By Katrina Trinko
In April 2009, Martha Roby wasn't sure she could juggle being a House member with raising her toddler daughter and baby son. As attracted as she was to the idea of representing Alabama's second district in Congress, Roby -- at the time, a city council member in Montgomery, Ala. -- had enough doubts that she decided to make a trip to D.C. with her husband, Riley, to "vet whether or not this was really what we wanted to do."
They met with plenty of people on the Hill, including Representative Shelley Moore Capito (R., W.V.), who encouraged Roby. But after two days in D.C., Roby felt "mentally exhausted" and still unsure about whether she should run.
Then Roby and her husband met Representative Cathy McMorris Rodgers (R., Wash.). McMorris Rodgers had a toddler (in 2010, she would have another child) and knew firsthand the difficulties Roby would face if elected.
"She said, "You can do it. You absolutely can do this.
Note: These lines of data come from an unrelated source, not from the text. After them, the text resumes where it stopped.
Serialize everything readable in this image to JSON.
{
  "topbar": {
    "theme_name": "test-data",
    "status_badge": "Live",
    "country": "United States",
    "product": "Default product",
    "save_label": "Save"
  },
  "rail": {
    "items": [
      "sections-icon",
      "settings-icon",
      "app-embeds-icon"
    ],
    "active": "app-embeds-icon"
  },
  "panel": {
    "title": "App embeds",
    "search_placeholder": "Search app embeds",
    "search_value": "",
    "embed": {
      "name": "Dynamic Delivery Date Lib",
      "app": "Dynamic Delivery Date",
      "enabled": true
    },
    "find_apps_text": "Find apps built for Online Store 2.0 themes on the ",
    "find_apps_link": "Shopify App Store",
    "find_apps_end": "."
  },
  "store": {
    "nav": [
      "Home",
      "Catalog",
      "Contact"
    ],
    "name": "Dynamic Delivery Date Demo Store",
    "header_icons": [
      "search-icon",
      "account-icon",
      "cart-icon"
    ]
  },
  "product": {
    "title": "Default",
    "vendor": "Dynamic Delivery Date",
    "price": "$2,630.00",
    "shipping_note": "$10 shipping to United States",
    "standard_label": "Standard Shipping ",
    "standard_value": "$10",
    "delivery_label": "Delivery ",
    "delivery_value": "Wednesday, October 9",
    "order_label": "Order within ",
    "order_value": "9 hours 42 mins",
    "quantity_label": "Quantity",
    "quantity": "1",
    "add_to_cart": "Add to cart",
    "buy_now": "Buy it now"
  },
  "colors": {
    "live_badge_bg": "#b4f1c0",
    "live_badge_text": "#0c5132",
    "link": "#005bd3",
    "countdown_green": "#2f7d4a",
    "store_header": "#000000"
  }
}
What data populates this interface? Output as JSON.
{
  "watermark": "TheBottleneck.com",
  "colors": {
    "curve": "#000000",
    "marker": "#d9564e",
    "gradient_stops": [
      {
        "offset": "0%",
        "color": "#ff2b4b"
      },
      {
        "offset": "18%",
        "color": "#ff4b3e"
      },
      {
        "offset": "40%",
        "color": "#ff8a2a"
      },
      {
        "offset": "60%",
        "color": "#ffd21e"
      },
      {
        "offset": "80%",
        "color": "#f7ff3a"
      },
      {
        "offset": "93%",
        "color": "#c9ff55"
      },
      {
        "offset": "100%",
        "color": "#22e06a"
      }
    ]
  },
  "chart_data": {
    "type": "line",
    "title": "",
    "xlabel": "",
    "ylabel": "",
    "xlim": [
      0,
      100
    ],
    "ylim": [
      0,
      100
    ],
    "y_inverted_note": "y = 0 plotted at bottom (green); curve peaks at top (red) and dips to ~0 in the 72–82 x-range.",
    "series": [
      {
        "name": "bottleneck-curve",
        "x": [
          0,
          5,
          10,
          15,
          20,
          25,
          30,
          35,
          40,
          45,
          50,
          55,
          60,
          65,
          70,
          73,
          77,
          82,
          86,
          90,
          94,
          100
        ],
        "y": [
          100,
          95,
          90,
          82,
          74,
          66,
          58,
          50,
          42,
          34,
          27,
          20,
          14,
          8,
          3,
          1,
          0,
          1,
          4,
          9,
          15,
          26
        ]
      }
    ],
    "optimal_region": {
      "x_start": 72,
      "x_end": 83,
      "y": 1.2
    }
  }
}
I have a small child. You can do this,'" Roby recounts.
And for her, that was the crucial encouragement that committed her to running. "All it took at that point was a mom with a small child to encourage me and say you can do this," she remembers. A month later, Roby announced her congressional run.
Now Roby, a sophomore House member, is turning her focus to legislation that would make lives easier for working moms and dads: the Working Families Flexibility Act. Roby's bill would allow employers to give employees not exempt from the Fair Labor Standards Act of 1938 the option to voluntarily exchange overtime hours for comp time instead of getting paid time and a half.
"This bill just makes sense," Roby says, citing a dad who wants to be available certain hours so he can coach his child's soccer team. "It's his overtime, he should be able to choose," Roby says. "If he wants to use it for time, if time is more precious to him than the cash payments for a certain number of hours, then let him utilize that. But if money is more important after a certain threshold for him, then that's his choice. He can work that out with his employer."
Since 1985, public-sector employees paid by the hour have been able to do this. And the bill has protections to ensure that employers don't pressure employees into picking comp time rather than overtime payment. House majority leader Eric Cantor, who touted the policy in his "Make Life Work" speech in February at the American Enterprise Institute, says the bill won't allow employers to bully employees into picking comp time over payments. "There are plenty of safeguards against that in the language of the bill," he says. "It is illegal for them to do that. There are enforcement mechanisms in the bill."
"This has been working in the public sector now since 1985," he adds. "Most public-sector employees have this, and frankly, I would note that this benefit is included in many of the public-sector union collective-bargaining agreements."
Roby stresses that employees can also change their minds if they haven't used the comp time and can request overtime cash payment instead. Furthermore, an employee has to affirmatively ask to use the overtime toward additional comp time. The bill's been floating around Congress for many years, so there have been measures added to it in response to prior concerns. "The Democrats have their talking points in opposition to this bill, and even though the actual black and white of the law has been perfected to quash some of those arguments, their talking points have remained the same," Roby says. "So there is a disconnect between reality and the talking points."
Roby herself has found a way to balance congressional responsibilities and child care. During weeks that Congress is in, her husband is in Alabama with the children. And during her weeks at home, she arranges her schedule so that she can attend activities like her daughter's afternoon swimming practice.
In Roby's office, the first thing you see is a huge framed American flag, with the red stripes and white stars made out of children's handprints in paint. "Handmade," reads the gold plaque next to the painting, "by Margaret and George Roby." A year ago, Roby had both kids with her during spring break. ("We dubbed it Riley's spring break," Roby remembers, referring to her husband.) She's taken her children, who are now four and nearly eight, on the House floor.
"Everybody loves when kids are on the floor -- as long as it's not a moment of silence or the like, it tends to be okay," Roby says. And when the legislative process fails to fascinate, "they can hang out in the cloakroom and eat ice cream."
Margaret, in particular, enjoys spending time helping her mom in Congress. "When Margaret's up here, she'll go with me to all my meetings. She goes to conference with me. She's kind of my little sidekick. Margaret says she's the assistant to the staff assistant," Roby laughs. And like any good staffer, Margaret understood what she needed to do to fit in on the Hill scene: "She made her own little [business] cards" out of notepaper.
"She'll sit at the desk that our summer interns use," Roby explains. Young Margaret's D.C. experience is apparently paying dividends: "One of her spelling words last week was legislation, and they're learning about things in school that she gets to see me do." Now Roby just wants to make sure that other parents have that flexibility, too, to spend time with their kids when they want to.